The majority of the characters are hillbillies and references to inbreeding do get old really quick. The acting is more than adequate with my favorite part being that of Adam Brown as Bubba. Brown is superb as a lazy hillbilly who wants to do nothing but drink beer all day. One minor complaint about the film is that they often play jokes like the ones about being gay or inbred into the ground thus losing most of their impact. Ultimately Creature from the Hillbilly Lagoon is film that can be a lot of fun especially if you like crude humor and monsters in rubber suits.
All four films are presented in a 1.78:1 anamorphic widescreen. All four transfers look clean, colors and flesh tones look accurate and details look crisp throughout.
Each film comes with one audio option, a Dolby Digital stereo mix in English. All the audio mixes sounds clean, clear and balanced.

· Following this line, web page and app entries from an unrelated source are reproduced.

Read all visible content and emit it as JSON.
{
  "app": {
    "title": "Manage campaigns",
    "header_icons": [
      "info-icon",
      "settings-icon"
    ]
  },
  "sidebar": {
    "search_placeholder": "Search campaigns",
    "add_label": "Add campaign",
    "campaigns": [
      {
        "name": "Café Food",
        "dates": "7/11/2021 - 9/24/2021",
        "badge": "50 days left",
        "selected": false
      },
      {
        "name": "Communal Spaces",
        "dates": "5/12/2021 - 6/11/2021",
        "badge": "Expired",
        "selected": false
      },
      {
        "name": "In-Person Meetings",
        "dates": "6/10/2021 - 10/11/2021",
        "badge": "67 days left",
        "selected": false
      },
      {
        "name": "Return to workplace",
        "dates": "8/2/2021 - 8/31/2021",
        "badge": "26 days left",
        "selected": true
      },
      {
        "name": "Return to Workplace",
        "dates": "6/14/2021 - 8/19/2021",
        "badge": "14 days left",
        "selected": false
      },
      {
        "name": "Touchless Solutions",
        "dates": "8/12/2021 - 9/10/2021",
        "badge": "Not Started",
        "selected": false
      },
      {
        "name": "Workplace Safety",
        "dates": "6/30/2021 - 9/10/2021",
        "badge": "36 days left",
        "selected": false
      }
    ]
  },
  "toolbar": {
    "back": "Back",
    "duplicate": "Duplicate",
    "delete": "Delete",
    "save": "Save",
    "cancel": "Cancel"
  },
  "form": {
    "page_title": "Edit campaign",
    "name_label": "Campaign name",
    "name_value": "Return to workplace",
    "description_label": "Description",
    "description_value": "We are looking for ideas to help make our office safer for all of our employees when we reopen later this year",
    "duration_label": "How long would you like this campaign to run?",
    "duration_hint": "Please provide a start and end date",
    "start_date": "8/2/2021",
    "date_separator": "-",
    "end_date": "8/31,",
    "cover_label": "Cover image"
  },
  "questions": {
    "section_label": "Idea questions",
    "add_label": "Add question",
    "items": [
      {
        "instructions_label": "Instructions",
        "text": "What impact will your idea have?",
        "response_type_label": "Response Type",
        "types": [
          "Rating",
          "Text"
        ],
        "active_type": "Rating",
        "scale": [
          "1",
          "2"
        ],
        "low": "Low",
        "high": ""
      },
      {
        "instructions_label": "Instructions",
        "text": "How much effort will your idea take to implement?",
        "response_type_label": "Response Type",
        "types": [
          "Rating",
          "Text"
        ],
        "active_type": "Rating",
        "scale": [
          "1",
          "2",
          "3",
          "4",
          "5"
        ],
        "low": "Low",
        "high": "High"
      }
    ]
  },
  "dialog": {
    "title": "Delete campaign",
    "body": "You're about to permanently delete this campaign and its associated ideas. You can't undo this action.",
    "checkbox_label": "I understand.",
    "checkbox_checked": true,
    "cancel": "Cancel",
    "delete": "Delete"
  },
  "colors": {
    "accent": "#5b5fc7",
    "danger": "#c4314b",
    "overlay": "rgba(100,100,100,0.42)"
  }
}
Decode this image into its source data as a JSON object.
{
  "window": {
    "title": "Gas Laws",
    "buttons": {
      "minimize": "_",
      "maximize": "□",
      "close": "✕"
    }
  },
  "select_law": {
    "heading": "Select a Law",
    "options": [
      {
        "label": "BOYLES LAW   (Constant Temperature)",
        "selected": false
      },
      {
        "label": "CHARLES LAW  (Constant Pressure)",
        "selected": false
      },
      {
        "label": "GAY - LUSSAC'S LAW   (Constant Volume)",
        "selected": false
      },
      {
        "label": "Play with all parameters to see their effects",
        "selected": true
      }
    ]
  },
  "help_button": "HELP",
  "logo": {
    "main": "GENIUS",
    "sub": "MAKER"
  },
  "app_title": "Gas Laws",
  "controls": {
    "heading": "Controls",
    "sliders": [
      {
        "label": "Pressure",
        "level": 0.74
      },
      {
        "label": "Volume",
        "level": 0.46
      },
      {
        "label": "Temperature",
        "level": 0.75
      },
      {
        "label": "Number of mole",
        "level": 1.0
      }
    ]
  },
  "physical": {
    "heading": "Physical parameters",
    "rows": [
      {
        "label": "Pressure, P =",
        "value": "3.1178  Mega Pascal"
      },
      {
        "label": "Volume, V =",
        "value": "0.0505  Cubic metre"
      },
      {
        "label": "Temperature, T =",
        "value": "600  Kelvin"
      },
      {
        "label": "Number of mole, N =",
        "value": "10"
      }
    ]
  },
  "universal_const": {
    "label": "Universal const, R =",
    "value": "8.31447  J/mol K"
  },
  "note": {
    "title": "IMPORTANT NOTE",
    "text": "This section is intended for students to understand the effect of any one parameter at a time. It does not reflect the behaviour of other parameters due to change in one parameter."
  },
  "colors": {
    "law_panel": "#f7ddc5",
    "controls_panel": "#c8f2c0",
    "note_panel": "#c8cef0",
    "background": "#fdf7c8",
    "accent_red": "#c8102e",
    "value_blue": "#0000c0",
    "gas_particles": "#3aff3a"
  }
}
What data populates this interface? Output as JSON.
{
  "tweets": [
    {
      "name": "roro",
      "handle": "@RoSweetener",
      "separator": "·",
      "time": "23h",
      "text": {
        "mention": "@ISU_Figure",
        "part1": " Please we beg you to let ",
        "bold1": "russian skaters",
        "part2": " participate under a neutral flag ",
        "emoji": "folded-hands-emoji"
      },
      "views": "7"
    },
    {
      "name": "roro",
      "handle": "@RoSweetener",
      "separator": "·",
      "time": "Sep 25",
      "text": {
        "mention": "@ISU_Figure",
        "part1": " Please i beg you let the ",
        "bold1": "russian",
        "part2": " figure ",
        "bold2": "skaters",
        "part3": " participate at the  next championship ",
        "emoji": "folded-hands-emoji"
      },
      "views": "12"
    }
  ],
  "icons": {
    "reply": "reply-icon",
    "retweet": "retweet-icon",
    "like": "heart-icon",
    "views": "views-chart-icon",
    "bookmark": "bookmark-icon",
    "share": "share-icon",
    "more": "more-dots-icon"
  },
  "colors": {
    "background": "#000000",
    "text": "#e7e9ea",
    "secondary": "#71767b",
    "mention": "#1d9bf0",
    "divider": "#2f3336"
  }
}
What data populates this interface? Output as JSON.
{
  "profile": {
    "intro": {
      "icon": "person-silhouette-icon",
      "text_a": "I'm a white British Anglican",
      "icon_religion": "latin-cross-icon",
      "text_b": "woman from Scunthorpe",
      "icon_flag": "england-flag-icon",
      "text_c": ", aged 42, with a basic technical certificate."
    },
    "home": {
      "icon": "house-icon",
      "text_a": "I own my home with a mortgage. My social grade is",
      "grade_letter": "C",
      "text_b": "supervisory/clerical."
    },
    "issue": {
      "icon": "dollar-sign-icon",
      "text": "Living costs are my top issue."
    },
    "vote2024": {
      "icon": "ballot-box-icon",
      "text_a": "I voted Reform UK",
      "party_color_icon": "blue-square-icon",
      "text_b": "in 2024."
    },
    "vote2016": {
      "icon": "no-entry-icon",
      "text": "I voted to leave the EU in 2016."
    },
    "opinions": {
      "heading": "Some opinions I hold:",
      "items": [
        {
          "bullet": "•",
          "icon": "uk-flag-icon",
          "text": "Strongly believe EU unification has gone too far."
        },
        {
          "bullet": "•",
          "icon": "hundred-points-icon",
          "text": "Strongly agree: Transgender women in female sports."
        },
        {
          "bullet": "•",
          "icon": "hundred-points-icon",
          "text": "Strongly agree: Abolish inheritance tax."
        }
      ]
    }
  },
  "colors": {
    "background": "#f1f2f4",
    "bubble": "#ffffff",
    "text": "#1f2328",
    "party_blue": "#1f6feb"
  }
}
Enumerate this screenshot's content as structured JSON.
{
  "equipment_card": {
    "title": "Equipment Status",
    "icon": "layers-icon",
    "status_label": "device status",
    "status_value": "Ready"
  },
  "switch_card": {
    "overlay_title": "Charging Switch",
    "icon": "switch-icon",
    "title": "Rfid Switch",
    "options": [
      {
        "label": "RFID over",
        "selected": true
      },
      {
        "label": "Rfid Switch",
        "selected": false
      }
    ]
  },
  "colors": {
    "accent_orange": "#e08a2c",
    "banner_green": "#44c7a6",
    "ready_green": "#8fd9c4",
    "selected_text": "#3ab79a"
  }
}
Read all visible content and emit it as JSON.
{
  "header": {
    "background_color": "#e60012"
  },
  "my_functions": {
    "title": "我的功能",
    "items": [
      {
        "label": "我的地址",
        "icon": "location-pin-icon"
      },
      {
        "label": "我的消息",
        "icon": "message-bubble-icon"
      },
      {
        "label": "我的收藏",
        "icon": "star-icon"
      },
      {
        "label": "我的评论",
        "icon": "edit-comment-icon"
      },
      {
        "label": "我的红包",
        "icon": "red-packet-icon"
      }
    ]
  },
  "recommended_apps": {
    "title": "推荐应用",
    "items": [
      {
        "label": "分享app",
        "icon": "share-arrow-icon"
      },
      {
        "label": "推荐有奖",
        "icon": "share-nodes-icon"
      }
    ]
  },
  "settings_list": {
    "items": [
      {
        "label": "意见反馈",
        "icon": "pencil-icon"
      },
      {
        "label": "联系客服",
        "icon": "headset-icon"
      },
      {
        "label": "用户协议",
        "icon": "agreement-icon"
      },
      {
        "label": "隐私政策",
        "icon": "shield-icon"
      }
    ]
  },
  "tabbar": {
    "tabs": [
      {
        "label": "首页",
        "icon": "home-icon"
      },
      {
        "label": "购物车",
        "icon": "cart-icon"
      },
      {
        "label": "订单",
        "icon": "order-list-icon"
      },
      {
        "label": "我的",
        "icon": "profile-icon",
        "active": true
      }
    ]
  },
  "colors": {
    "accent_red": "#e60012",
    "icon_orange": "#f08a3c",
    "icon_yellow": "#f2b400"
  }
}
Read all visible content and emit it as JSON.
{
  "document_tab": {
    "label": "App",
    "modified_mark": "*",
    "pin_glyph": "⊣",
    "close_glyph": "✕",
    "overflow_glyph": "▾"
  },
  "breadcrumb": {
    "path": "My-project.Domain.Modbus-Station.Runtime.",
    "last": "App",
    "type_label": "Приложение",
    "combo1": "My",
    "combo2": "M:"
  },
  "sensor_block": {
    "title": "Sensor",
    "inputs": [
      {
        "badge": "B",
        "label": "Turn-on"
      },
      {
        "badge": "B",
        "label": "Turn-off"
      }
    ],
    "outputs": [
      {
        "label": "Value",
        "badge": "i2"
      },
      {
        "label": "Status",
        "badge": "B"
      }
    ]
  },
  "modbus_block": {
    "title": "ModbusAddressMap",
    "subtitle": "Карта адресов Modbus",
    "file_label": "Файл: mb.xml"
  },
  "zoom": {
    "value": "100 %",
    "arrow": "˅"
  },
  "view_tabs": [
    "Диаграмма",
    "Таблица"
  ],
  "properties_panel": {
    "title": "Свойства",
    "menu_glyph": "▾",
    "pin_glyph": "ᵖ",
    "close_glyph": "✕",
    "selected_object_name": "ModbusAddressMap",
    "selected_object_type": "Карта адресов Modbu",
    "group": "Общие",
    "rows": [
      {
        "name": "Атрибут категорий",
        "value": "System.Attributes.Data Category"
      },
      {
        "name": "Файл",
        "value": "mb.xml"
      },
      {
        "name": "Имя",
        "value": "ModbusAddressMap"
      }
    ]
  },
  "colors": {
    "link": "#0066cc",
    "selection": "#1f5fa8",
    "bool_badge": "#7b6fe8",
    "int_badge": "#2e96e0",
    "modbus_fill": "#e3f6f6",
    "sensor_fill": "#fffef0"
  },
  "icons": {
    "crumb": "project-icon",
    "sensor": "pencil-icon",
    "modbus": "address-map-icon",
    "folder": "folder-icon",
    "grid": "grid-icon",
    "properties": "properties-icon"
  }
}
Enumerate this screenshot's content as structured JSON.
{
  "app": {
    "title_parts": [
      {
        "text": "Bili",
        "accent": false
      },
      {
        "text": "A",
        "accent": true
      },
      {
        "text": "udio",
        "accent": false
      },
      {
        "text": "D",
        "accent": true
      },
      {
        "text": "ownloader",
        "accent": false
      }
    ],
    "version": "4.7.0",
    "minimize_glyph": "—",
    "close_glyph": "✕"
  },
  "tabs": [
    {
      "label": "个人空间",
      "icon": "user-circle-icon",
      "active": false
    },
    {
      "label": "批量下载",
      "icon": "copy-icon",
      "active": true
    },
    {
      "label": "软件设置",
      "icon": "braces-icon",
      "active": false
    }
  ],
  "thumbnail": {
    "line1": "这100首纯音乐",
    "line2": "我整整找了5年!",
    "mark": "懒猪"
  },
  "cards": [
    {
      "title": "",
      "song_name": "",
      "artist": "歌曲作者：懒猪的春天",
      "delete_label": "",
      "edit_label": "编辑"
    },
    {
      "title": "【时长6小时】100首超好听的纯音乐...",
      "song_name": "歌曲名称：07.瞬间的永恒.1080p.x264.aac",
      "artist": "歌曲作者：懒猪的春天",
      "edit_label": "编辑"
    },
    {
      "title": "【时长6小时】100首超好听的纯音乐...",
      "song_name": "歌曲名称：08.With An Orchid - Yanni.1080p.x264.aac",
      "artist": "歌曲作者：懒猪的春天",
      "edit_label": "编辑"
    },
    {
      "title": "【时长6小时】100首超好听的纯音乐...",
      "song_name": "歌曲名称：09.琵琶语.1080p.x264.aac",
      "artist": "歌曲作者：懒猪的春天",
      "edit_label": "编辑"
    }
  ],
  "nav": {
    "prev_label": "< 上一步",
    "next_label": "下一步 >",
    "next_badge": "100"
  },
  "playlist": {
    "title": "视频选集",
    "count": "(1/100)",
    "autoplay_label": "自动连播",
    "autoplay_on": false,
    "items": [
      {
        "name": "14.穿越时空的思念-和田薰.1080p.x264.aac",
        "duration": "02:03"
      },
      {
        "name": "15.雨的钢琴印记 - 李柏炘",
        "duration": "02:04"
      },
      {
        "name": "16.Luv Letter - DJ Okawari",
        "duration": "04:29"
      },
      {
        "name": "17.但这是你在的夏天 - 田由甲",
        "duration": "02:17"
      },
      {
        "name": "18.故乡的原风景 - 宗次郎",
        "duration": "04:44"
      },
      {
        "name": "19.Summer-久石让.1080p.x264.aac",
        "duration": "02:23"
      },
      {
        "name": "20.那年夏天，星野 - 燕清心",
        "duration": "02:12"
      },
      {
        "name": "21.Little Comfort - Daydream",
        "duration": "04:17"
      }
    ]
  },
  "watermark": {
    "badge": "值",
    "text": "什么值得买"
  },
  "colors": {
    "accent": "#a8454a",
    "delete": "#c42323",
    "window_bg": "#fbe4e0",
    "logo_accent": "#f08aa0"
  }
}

These films have been previously released on DVD and the majority of the extras have been carried over for this release. Extras include a promo reel for the first year of Shock-O-Rama, two short films Voltagen and The Hypostatic Union, both which come with optional audio commentaries with filmmakers Duane Graves and Justin Meeks, behind the scenes documentaries for Feeding the Masses (30 minutes 29 seconds – 4:3 full frame) and Splatter Disco (36 minutes 41 seconds – letterboxed widescreen), 4 Deleted Scenes (3 1/2 minutes) for Creature from the Hillbilly Lagoon and audio commentaries for Feeding the Masses and Creature from the Hillbilly Lagoon. Also included with this release are trailers for other Shock-O-Rama film’s also available on DVD and a DVD booklet. Overall another great and affordable release from Shock-O-Rama that gives those who missed out on the previous DVD’s for these films.